Chemistry Resource Center

Workshop Chemistry Program

Workshops (or Peer Led Team Learning) are experiences in active learning. Students work together to solve problems and to reveal where difficult or obscure steps might be, allowing them to cooperatively progress through the learning exercise.

It has been demonstrated in many studies on learning that the outcome far exceed the independent learner. Why? Students study and communicate with each other, which results in a higher level of understanding than that of students who study alone. When students work together to solve problems, they reinterpret ideas and concepts in alternative and unanticipated ways. This process improves learning for students at all levels.

At the same time, students learn to be part of team--a frequent expectation of future employers. Our own research here at IUPUI shows that we have experienced as high as a 60% increase in students receiving C or better grades compared to the past with students participating in traditional recitations.

Students who become peer leaders experience better performance in subsequent chemistry classes, and better performance on standardized tests. Learn more about workshop leaders.

The C105 Workshops are two-hour active-learning sessions in which students in the course will practice doing challenging problems collaboratively.

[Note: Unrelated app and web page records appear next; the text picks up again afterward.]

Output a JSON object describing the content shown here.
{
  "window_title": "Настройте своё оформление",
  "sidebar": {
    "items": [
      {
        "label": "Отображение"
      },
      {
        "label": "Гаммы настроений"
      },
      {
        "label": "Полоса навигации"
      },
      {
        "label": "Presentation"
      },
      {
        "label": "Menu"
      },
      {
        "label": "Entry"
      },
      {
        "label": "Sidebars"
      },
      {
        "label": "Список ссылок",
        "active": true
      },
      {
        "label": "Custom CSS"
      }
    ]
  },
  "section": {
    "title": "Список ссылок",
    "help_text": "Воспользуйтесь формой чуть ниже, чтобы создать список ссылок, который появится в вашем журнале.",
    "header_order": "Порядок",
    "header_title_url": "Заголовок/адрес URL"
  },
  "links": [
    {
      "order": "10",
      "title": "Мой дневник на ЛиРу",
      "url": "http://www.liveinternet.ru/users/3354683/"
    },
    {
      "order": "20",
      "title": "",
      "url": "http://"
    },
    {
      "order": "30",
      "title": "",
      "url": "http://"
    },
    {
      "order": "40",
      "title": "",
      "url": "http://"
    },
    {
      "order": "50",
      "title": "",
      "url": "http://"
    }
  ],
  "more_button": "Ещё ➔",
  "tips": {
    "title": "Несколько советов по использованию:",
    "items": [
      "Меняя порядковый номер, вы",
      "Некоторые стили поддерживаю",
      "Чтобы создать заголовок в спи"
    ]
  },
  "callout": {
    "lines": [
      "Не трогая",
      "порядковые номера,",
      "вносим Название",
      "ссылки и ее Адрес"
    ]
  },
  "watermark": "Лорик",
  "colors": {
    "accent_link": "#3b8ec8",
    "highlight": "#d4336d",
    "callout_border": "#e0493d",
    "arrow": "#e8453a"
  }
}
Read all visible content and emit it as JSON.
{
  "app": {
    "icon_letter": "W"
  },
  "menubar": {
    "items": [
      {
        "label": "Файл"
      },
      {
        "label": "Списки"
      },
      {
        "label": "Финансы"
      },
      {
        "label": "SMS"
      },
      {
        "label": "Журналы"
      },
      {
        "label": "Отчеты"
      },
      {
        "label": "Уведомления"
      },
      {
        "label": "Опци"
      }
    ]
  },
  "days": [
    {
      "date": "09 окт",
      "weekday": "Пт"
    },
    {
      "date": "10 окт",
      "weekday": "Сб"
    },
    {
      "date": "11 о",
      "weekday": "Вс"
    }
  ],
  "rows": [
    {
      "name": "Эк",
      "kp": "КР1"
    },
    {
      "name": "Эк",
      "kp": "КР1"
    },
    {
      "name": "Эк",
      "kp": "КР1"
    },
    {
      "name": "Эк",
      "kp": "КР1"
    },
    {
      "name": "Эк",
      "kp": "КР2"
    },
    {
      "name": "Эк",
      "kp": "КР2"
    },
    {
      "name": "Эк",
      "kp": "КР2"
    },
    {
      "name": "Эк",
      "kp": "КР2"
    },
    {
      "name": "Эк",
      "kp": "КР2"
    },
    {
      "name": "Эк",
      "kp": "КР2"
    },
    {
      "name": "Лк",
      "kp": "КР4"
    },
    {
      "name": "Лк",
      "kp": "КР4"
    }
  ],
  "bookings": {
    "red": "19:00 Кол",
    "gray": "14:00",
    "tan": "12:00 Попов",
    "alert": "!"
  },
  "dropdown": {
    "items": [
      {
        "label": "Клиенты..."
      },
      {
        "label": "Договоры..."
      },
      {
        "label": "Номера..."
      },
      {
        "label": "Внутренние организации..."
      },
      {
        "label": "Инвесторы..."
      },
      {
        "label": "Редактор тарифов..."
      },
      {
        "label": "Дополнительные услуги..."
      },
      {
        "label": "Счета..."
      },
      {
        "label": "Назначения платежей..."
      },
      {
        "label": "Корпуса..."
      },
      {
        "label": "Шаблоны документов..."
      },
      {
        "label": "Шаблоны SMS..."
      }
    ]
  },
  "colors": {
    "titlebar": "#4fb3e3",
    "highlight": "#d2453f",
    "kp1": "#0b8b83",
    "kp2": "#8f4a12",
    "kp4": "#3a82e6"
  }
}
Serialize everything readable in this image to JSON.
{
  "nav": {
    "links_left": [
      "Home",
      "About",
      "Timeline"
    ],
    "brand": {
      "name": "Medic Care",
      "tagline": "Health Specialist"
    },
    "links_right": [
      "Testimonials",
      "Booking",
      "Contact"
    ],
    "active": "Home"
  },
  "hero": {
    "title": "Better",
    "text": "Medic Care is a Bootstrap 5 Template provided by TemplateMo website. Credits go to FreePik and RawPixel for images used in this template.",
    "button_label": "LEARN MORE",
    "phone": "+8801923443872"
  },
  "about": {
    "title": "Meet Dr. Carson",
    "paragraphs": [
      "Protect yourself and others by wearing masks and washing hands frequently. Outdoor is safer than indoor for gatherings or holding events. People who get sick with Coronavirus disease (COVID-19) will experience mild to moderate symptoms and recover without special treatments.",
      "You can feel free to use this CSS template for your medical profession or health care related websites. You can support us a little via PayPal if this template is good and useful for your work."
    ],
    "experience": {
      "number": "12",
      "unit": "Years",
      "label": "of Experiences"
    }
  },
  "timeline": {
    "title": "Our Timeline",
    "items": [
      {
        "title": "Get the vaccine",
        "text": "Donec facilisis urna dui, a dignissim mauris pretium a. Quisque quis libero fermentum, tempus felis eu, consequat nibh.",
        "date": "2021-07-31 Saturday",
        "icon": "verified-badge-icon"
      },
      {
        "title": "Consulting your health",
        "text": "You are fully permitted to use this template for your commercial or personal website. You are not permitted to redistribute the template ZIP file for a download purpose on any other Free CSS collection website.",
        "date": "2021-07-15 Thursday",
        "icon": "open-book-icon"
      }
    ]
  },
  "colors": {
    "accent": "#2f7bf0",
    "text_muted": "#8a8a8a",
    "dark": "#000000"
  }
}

Chemistry content, communication skills and good teamwork practices will be emphasized in these peer-led sessions and students will be expected to be active participants. Learn more about the C105 Workshops.

 

 

Chemistry major makes the most of opportunities to get involved

Stephanie Metcalf Chemistry, Undergraduate